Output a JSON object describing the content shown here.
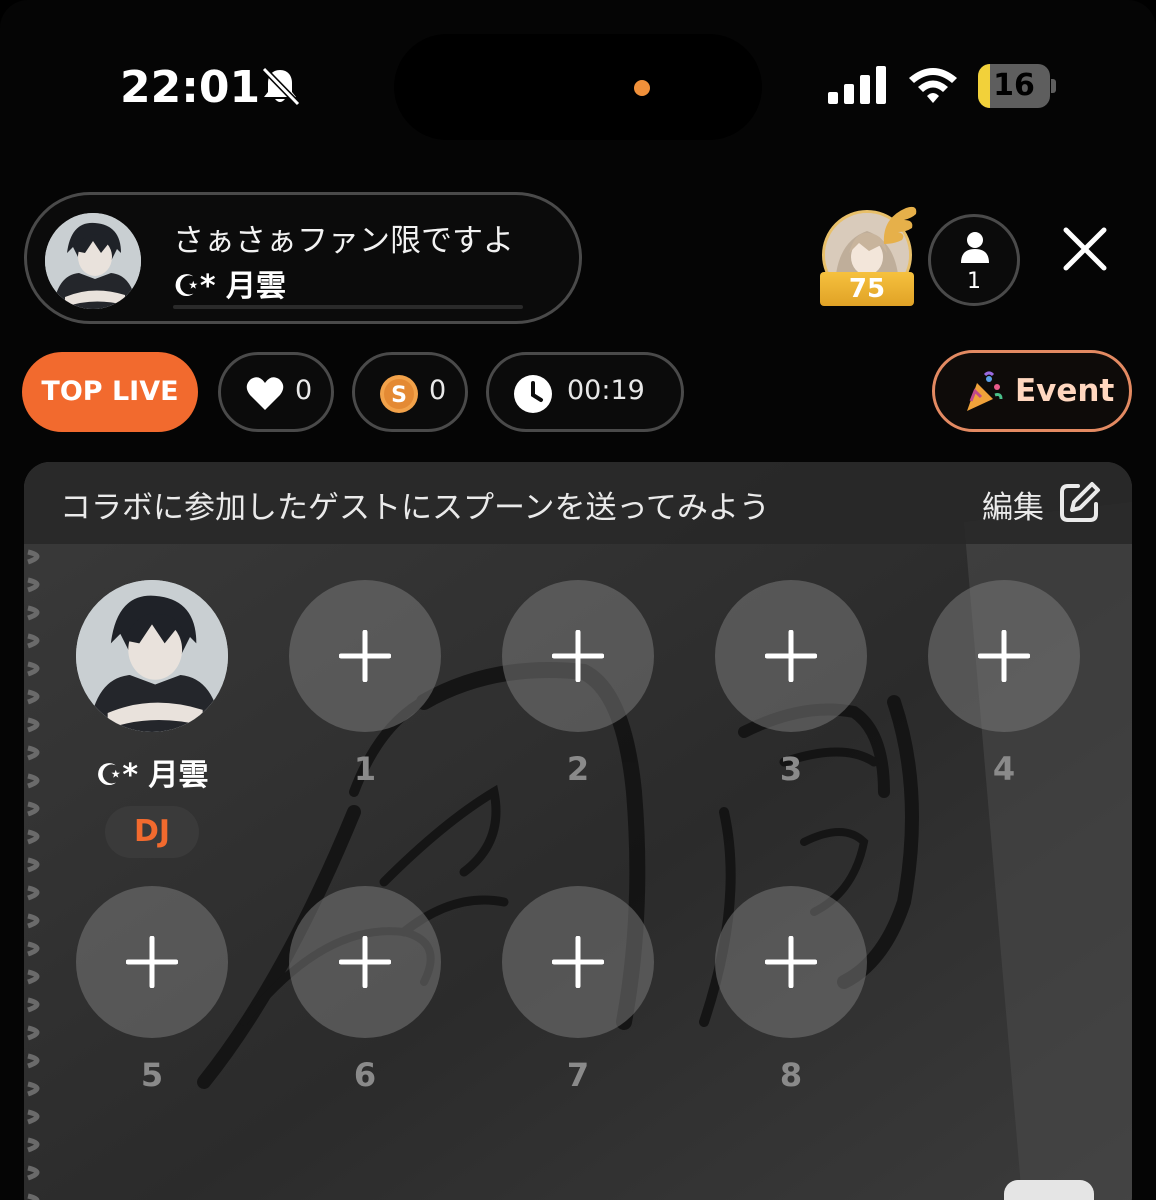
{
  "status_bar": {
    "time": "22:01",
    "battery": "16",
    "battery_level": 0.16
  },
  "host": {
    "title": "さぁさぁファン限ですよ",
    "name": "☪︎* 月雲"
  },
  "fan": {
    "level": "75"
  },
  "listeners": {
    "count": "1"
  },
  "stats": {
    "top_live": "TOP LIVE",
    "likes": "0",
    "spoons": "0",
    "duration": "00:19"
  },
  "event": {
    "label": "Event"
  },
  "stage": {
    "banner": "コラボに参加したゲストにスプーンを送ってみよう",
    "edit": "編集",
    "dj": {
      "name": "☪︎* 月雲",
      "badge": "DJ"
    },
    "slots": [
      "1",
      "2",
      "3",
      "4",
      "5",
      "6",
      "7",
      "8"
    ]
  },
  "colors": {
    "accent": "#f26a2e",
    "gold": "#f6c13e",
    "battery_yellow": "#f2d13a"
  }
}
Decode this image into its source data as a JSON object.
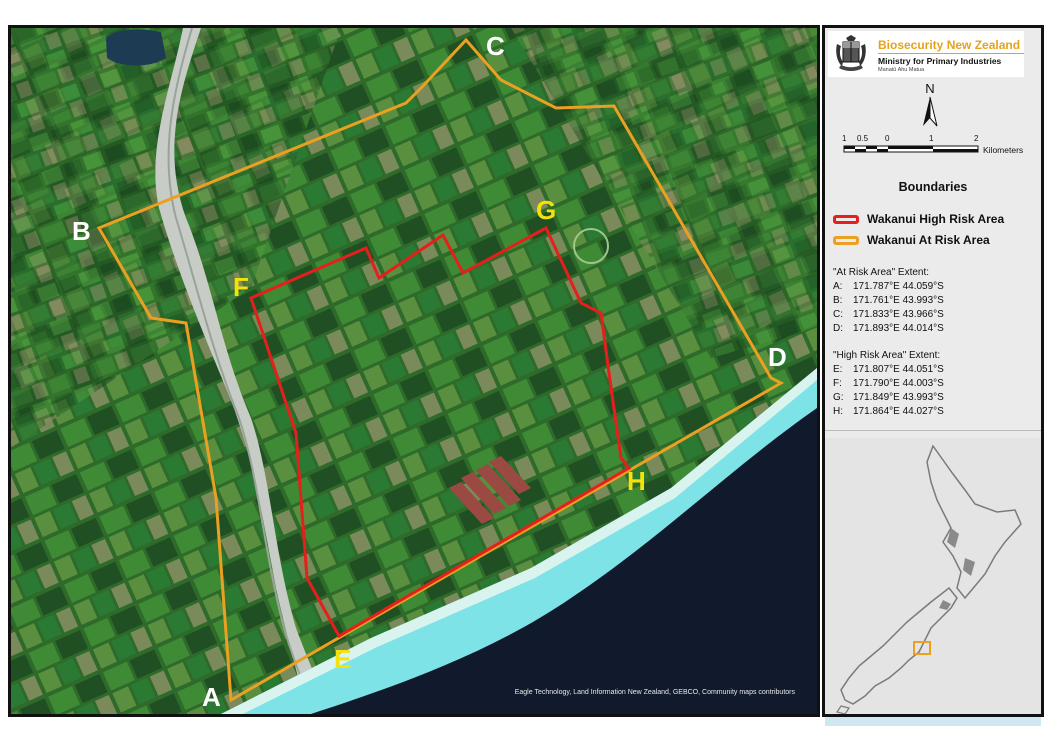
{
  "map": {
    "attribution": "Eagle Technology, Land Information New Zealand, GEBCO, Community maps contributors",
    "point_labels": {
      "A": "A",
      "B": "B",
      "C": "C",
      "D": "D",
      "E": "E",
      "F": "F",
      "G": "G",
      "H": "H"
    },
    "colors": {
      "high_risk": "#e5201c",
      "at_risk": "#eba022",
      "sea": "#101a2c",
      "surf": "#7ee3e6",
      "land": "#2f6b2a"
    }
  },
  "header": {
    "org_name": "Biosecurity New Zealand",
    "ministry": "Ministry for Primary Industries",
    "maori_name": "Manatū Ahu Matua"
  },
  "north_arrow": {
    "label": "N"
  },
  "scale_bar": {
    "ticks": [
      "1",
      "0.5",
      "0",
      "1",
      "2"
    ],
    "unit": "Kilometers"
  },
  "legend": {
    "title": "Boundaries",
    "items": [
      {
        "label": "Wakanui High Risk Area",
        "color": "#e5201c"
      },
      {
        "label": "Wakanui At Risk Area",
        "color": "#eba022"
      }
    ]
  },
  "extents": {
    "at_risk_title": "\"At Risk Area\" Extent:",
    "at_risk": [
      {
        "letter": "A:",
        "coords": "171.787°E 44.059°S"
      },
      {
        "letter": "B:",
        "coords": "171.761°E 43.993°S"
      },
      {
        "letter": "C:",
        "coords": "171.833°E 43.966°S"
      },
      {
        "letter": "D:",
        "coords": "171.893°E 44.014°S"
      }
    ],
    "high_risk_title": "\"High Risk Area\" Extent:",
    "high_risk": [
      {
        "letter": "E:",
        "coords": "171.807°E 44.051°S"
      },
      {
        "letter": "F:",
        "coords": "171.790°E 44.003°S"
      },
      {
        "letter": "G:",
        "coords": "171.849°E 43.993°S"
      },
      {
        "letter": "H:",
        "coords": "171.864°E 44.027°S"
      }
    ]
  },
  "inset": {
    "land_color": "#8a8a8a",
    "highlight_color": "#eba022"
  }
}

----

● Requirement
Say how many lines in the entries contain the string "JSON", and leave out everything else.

● Completed task
2